The Case of the Candy Bandit (Superlative Supersleuths)
By Archit Taneja
|Image courtesy duckbill.in|
The Case of the Candy Bandit is the perfect title for a detective-mystery. The cover, with pictures of sweets, grabs your attention. The drawings within the book are even more interesting and funny. If the idea of a gulab jamun pancake is simply outrageous, so is the drawing of a gulab jamun pancake maker.
This book is about Aarti and Rachita, two budding detectives in sixth grade. They are the Superlative Supersleuths. The PTA has decided that treat packets be given to the students on the condition they eat their lunch. The treat packets start going missing. It’s upto the Superlative Sleuths to sniff out the thief.

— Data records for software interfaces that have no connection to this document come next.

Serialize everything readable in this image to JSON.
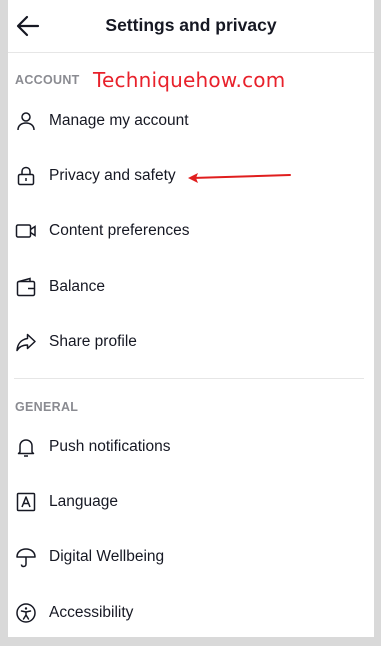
{
  "header": {
    "title": "Settings and privacy",
    "back_icon": "arrow-left-icon"
  },
  "watermark": "Techniquehow.com",
  "colors": {
    "watermark": "#e8212b",
    "annotation_arrow": "#e01e1e",
    "section_label": "#8a8b91",
    "text": "#161823"
  },
  "account": {
    "label": "ACCOUNT",
    "items": [
      {
        "label": "Manage my account",
        "icon": "person-icon"
      },
      {
        "label": "Privacy and safety",
        "icon": "lock-icon"
      },
      {
        "label": "Content preferences",
        "icon": "video-icon"
      },
      {
        "label": "Balance",
        "icon": "wallet-icon"
      },
      {
        "label": "Share profile",
        "icon": "share-icon"
      }
    ]
  },
  "general": {
    "label": "GENERAL",
    "items": [
      {
        "label": "Push notifications",
        "icon": "bell-icon"
      },
      {
        "label": "Language",
        "icon": "language-icon"
      },
      {
        "label": "Digital Wellbeing",
        "icon": "umbrella-icon"
      },
      {
        "label": "Accessibility",
        "icon": "accessibility-icon"
      }
    ]
  }
}
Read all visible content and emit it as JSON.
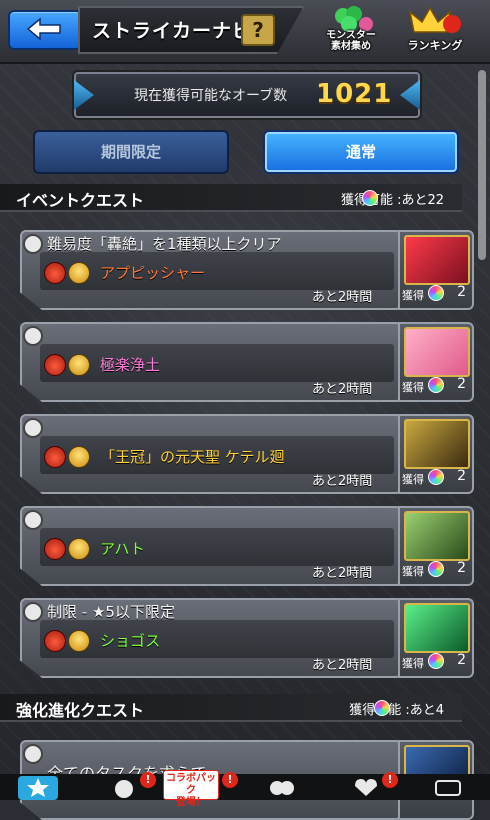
{
  "header": {
    "title": "ストライカーナビ",
    "help_label": "?",
    "icon1_label": "モンスター\n素材集め",
    "icon2_label": "ランキング"
  },
  "orb_banner": {
    "label": "現在獲得可能なオーブ数",
    "count": "1021"
  },
  "tabs": [
    {
      "label": "期間限定",
      "active": false
    },
    {
      "label": "通常",
      "active": true
    }
  ],
  "sections": [
    {
      "title": "イベントクエスト",
      "remaining": "獲得可能  :あと22"
    },
    {
      "title": "強化進化クエスト",
      "remaining": "獲得可能  :あと4"
    }
  ],
  "quests": [
    {
      "title": "難易度「轟絶」を1種類以上クリア",
      "boss": "アプピッシャー",
      "boss_color": "#ff7a3a",
      "time_left": "あと2時間",
      "reward_label": "獲得",
      "reward_count": "2",
      "portrait_colors": [
        "#ff3a4a",
        "#7a1020"
      ]
    },
    {
      "title": "",
      "boss": "極楽浄土",
      "boss_color": "#ff7ad9",
      "time_left": "あと2時間",
      "reward_label": "獲得",
      "reward_count": "2",
      "portrait_colors": [
        "#ffb0c8",
        "#e05a8a"
      ]
    },
    {
      "title": "",
      "boss": "「王冠」の元天聖 ケテル廻",
      "boss_color": "#ffd23a",
      "time_left": "あと2時間",
      "reward_label": "獲得",
      "reward_count": "2",
      "portrait_colors": [
        "#c9a840",
        "#3a2a10"
      ]
    },
    {
      "title": "",
      "boss": "アハト",
      "boss_color": "#7cff3a",
      "time_left": "あと2時間",
      "reward_label": "獲得",
      "reward_count": "2",
      "portrait_colors": [
        "#9ad070",
        "#2a4a1a"
      ]
    },
    {
      "title": "制限 - ★5以下限定",
      "boss": "ショゴス",
      "boss_color": "#7cff3a",
      "time_left": "あと2時間",
      "reward_label": "獲得",
      "reward_count": "2",
      "portrait_colors": [
        "#5cf08a",
        "#0a5a2a"
      ]
    },
    {
      "title": "全てのタスクを求らて",
      "boss": "",
      "boss_color": "#ffffff",
      "time_left": "",
      "reward_label": "",
      "reward_count": "",
      "portrait_colors": [
        "#3a6ab0",
        "#0a1a3a"
      ]
    }
  ],
  "bottom_bar": {
    "collab_label": "コラボパック\n登場！",
    "badge": "!"
  },
  "colors": {
    "accent": "#1a6de0",
    "gold": "#ffd84a"
  }
}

Do they succeed or get completely spooked out?
Aarti, a rather creative and cheerful person, suggests a Pirate Case Book. Rachita on the other hand, is a serious and straightforward person. She is enthusiastic about detective work. The Detective Decree they make is brilliant and way too funny. I’d use the 3 Ws to describe it - Wow, Wacky and Wonderful. Rachita’s birthday presents are rare and totally unbelievable. Wonder where they were bought really!!! Vipul’s theory on the Observer Effect is perfect. If an experiment is conducted on someone, they should be unaware of it, otherwise they will behave differently. I like Vipul because he is a smartypants just like me.

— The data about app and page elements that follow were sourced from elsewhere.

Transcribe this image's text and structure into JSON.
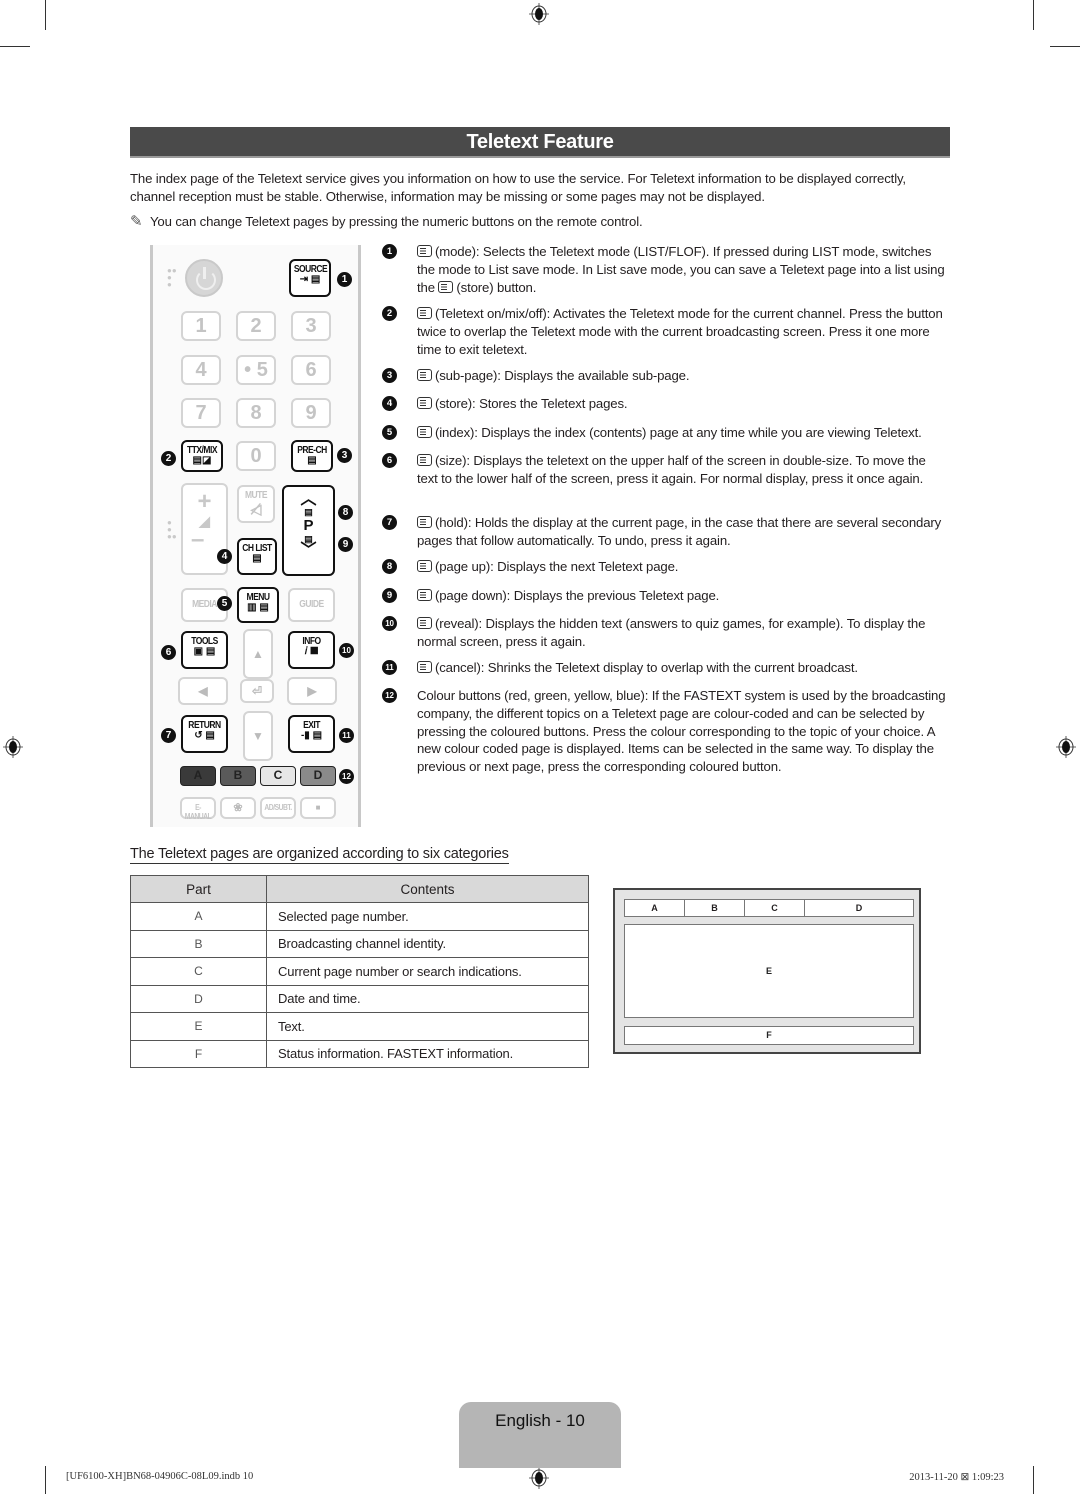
{
  "title": "Teletext Feature",
  "intro": "The index page of the Teletext service gives you information on how to use the service. For Teletext information to be displayed correctly, channel reception must be stable. Otherwise, information may be missing or some pages may not be displayed.",
  "note": {
    "icon": "pencil-note-icon",
    "text": "You can change Teletext pages by pressing the numeric buttons on the remote control."
  },
  "remote": {
    "buttons": {
      "source": "SOURCE",
      "n1": "1",
      "n2": "2",
      "n3": "3",
      "n4": "4",
      "n5": "• 5",
      "n6": "6",
      "n7": "7",
      "n8": "8",
      "n9": "9",
      "ttx": "TTX/MIX",
      "n0": "0",
      "prech": "PRE-CH",
      "mute": "MUTE",
      "p": "P",
      "chlist": "CH LIST",
      "media": "MEDIA",
      "menu": "MENU",
      "guide": "GUIDE",
      "tools": "TOOLS",
      "info": "INFO",
      "ret": "RETURN",
      "exit": "EXIT",
      "a": "A",
      "b": "B",
      "c": "C",
      "d": "D",
      "emanual": "E-MANUAL",
      "adsubt": "AD/SUBT."
    },
    "color_buttons": {
      "a": "#3a3a3a",
      "b": "#5a5a5a",
      "c": "#e6e6e6",
      "d": "#8a8a8a"
    },
    "callouts": [
      "1",
      "2",
      "3",
      "4",
      "5",
      "6",
      "7",
      "8",
      "9",
      "10",
      "11",
      "12"
    ]
  },
  "items": [
    {
      "num": "1",
      "icon": "mode-icon",
      "text": "(mode): Selects the Teletext mode (LIST/FLOF). If pressed during LIST mode, switches the mode to List save mode. In List save mode, you can save a Teletext page into a list using the",
      "icon2": "store-icon",
      "text2": "(store) button."
    },
    {
      "num": "2",
      "icon": "teletext-mix-icon",
      "text": "(Teletext on/mix/off): Activates the Teletext mode for the current channel. Press the button twice to overlap the Teletext mode with the current broadcasting screen. Press it one more time to exit teletext."
    },
    {
      "num": "3",
      "icon": "sub-page-icon",
      "text": "(sub-page): Displays the available sub-page."
    },
    {
      "num": "4",
      "icon": "store-icon",
      "text": "(store): Stores the Teletext pages."
    },
    {
      "num": "5",
      "icon": "index-icon",
      "text": "(index): Displays the index (contents) page at any time while you are viewing Teletext."
    },
    {
      "num": "6",
      "icon": "size-icon",
      "text": "(size): Displays the teletext on the upper half of the screen in double-size. To move the text to the lower half of the screen, press it again. For normal display, press it once again."
    },
    {
      "num": "7",
      "icon": "hold-icon",
      "text": "(hold): Holds the display at the current page, in the case that there are several secondary pages that follow automatically. To undo, press it again."
    },
    {
      "num": "8",
      "icon": "page-up-icon",
      "text": "(page up): Displays the next Teletext page."
    },
    {
      "num": "9",
      "icon": "page-down-icon",
      "text": "(page down): Displays the previous Teletext page."
    },
    {
      "num": "10",
      "icon": "reveal-icon",
      "text": "(reveal): Displays the hidden text (answers to quiz games, for example). To display the normal screen, press it again."
    },
    {
      "num": "11",
      "icon": "cancel-icon",
      "text": "(cancel): Shrinks the Teletext display to overlap with the current broadcast."
    },
    {
      "num": "12",
      "icon": "",
      "text": "Colour buttons (red, green, yellow, blue): If the FASTEXT system is used by the broadcasting company, the different topics on a Teletext page are colour-coded and can be selected by pressing the coloured buttons. Press the colour corresponding to the topic of your choice. A new colour coded page is displayed. Items can be selected in the same way. To display the previous or next page, press the corresponding coloured button."
    }
  ],
  "section_heading": "The Teletext pages are organized according to six categories",
  "table": {
    "headers": [
      "Part",
      "Contents"
    ],
    "rows": [
      {
        "part": "A",
        "contents": "Selected page number."
      },
      {
        "part": "B",
        "contents": "Broadcasting channel identity."
      },
      {
        "part": "C",
        "contents": "Current page number or search indications."
      },
      {
        "part": "D",
        "contents": "Date and time."
      },
      {
        "part": "E",
        "contents": "Text."
      },
      {
        "part": "F",
        "contents": "Status information. FASTEXT information."
      }
    ]
  },
  "diagram": {
    "a": "A",
    "b": "B",
    "c": "C",
    "d": "D",
    "e": "E",
    "f": "F"
  },
  "page_label": "English - 10",
  "footer": {
    "file": "[UF6100-XH]BN68-04906C-08L09.indb   10",
    "timestamp": "2013-11-20   ⊠ 1:09:23"
  }
}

This story is like Aarti - hyperactive without the hyper. There’s a lot of action, things keep happening like a relay of events. One thing’s a bit disappointing. In every detective story, this happens - There’s one suspect. Then the suspect changes and the thief is caught. That could have changed.
As a nine-year-old, I can certify that 8-11 year-olds love their candy. The level of maths used in the book is quite high, there’s even some calculus. Rachita is so scientific in her approach to the case that there’s science even in her dreams. Rachita’s dreams about Archimedes teaching the pirates to balance and finding the centre of gravity are witty and certainly well thought out. If Rachita’s dreams are burgers or fries, then there’s science as the sauce to go with them. Yumm, I love burgers. Talking of food, that purple-tongued seventh-grader is rather lucky to have a packet of jamuns. Oops, my appetite is gone because of those tongues. You’ll have to read the book to understand what I mean!

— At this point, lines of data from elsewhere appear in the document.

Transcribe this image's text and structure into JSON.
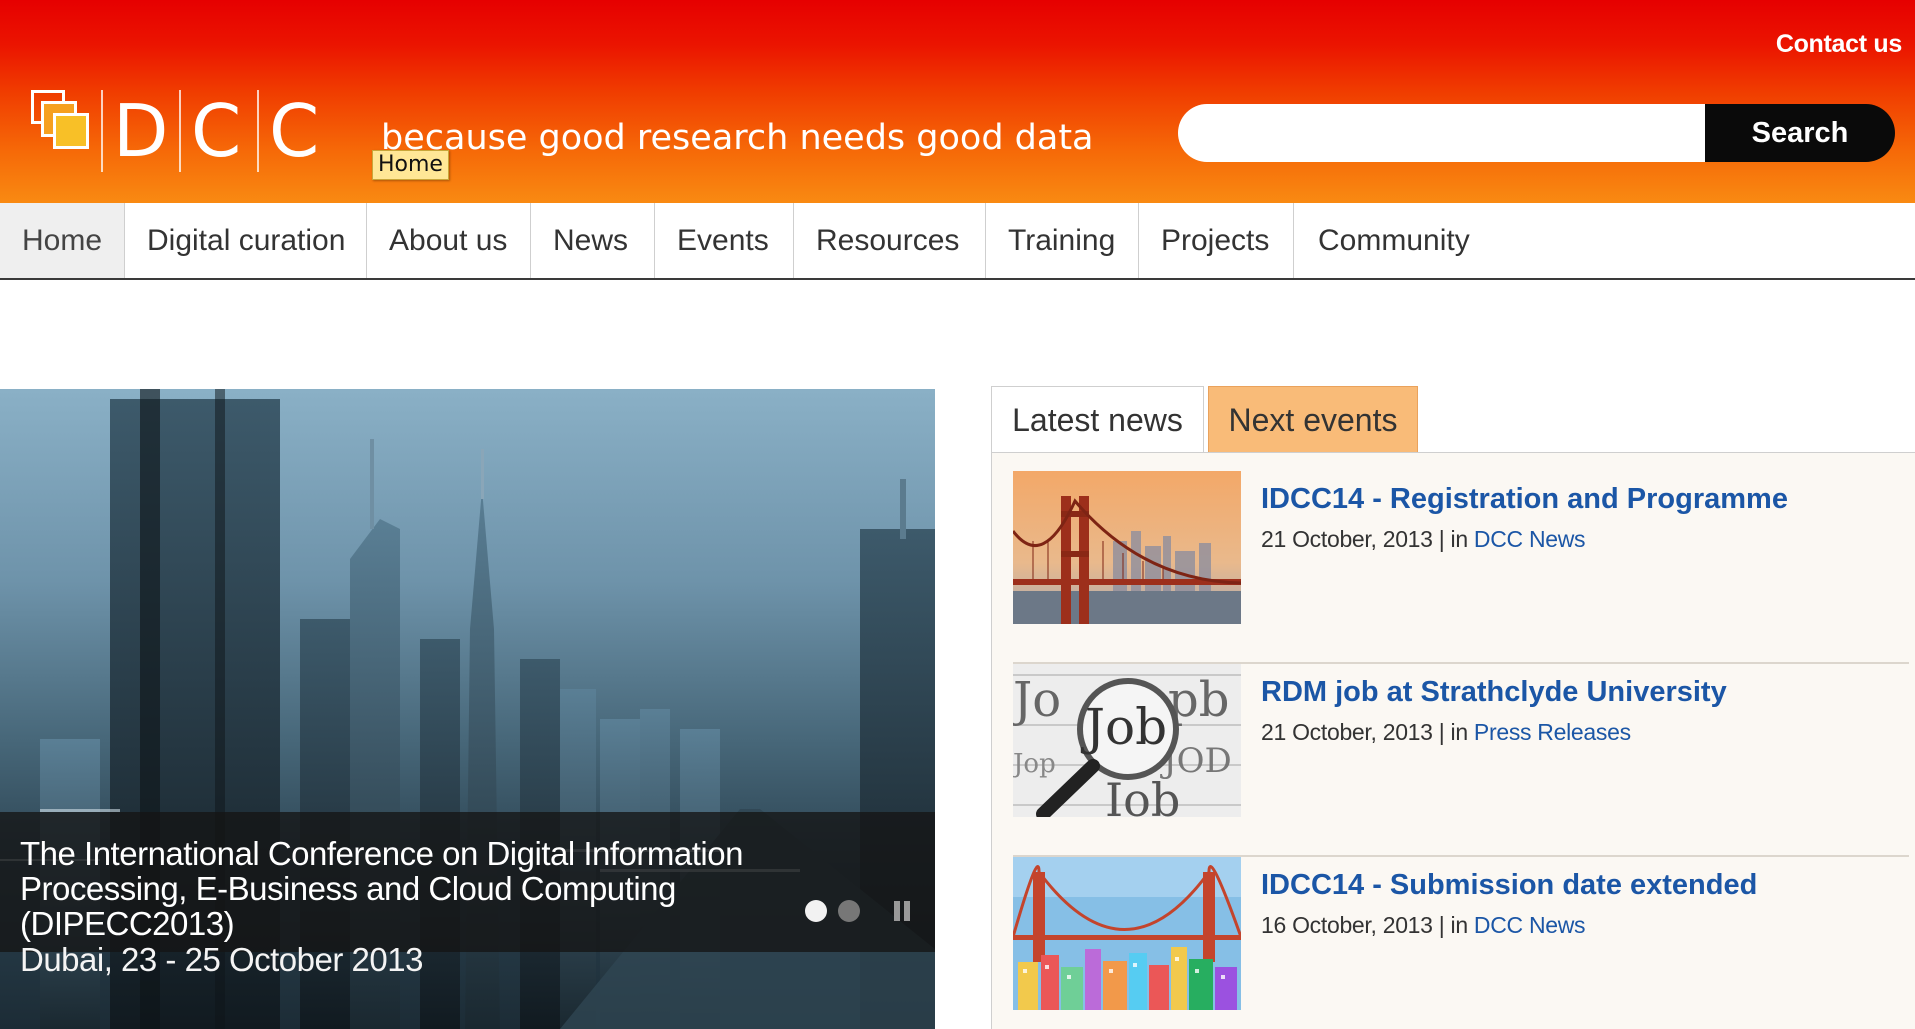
{
  "header": {
    "contact_label": "Contact us",
    "logo_letters": [
      "D",
      "C",
      "C"
    ],
    "tagline": "because good research needs good data",
    "tooltip": "Home",
    "search": {
      "placeholder": "",
      "button_label": "Search"
    }
  },
  "nav": {
    "items": [
      {
        "label": "Home"
      },
      {
        "label": "Digital curation"
      },
      {
        "label": "About us"
      },
      {
        "label": "News"
      },
      {
        "label": "Events"
      },
      {
        "label": "Resources"
      },
      {
        "label": "Training"
      },
      {
        "label": "Projects"
      },
      {
        "label": "Community"
      }
    ]
  },
  "slideshow": {
    "caption_title": "The International Conference on Digital Information Processing, E-Business and Cloud Computing (DIPECC2013)",
    "caption_sub": "Dubai, 23 - 25 October 2013"
  },
  "tabs": {
    "latest_label": "Latest news",
    "next_label": "Next events"
  },
  "news": [
    {
      "title": "IDCC14 - Registration and Programme",
      "date": "21 October, 2013 | in ",
      "category": "DCC News"
    },
    {
      "title": "RDM job at Strathclyde University",
      "date": "21 October, 2013 | in ",
      "category": "Press Releases"
    },
    {
      "title": "IDCC14 - Submission date extended",
      "date": "16 October, 2013 | in ",
      "category": "DCC News"
    }
  ],
  "thumb_words": {
    "job": "Job",
    "jo": "Jo",
    "pb": "pb",
    "jop": "Jop",
    "job2": "JOD",
    "iob": "Iob"
  },
  "colors": {
    "header_top": "#e60000",
    "header_bottom": "#f98a12",
    "link_blue": "#1b56a6",
    "tab_active": "#f9bb78"
  }
}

This is a wonderfully spicy book. Super entertaining for little spies like me and just a FANTASTIC BOOK!!!
Psst ... The next in the Superlative Supersleuths series, The Case of the Careless Aliens is just out.